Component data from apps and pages
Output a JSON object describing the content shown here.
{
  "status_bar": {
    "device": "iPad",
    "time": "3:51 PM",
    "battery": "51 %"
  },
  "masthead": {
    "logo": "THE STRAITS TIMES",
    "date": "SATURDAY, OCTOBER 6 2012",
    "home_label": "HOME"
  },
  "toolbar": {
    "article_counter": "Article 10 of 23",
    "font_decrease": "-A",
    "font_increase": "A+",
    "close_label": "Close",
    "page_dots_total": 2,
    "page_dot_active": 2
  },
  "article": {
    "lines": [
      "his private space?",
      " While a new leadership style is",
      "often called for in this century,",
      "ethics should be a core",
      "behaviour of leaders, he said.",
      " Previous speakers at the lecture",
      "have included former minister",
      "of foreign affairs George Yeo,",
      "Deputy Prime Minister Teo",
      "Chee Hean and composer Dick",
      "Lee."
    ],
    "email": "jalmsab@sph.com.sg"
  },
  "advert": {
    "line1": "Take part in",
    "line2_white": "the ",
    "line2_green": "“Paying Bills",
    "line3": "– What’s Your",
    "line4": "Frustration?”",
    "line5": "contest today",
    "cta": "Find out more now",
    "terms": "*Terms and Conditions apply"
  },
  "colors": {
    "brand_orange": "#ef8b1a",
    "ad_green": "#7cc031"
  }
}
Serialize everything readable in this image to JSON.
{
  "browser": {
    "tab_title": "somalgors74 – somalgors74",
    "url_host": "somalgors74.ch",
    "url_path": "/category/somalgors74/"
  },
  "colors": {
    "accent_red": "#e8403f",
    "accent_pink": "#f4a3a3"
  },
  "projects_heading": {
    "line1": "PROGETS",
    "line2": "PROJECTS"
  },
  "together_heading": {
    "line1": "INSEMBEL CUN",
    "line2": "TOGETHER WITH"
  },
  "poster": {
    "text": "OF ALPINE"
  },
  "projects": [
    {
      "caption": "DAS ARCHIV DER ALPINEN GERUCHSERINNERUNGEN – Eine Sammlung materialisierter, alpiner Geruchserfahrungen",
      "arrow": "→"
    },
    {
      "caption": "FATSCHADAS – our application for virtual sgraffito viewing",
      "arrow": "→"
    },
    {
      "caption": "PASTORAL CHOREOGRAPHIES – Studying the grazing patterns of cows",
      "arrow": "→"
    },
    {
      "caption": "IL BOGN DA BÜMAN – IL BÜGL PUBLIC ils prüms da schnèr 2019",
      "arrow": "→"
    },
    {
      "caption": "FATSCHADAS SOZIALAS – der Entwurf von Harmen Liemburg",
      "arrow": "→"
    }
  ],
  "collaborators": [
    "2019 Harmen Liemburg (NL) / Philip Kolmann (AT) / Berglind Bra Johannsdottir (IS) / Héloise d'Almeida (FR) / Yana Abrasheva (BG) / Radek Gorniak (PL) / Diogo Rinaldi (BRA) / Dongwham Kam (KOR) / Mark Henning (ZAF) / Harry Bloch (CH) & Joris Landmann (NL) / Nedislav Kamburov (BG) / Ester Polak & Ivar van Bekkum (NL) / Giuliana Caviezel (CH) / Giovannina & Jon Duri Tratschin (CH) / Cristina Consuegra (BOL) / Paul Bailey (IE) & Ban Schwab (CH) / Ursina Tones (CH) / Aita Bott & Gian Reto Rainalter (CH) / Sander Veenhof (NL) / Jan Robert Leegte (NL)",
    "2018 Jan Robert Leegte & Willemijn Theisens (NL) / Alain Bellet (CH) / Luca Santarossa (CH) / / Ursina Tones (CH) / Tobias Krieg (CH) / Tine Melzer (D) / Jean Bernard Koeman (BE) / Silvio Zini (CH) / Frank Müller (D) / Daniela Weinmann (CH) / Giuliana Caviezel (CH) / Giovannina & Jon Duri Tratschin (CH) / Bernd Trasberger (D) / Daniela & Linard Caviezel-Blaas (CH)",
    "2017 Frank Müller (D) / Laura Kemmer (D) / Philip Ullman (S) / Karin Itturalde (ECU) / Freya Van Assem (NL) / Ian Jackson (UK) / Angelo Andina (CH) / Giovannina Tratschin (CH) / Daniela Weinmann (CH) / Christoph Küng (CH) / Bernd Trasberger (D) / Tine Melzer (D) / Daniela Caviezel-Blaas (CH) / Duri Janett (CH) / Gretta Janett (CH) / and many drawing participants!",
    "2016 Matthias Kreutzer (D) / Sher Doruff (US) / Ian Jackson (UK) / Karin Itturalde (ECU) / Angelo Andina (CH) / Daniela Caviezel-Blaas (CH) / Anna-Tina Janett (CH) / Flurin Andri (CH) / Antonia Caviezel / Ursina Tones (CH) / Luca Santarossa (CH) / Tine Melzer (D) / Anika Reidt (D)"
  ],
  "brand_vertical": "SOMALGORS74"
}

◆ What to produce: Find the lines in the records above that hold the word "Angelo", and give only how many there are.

◆ Answer to this problem: 2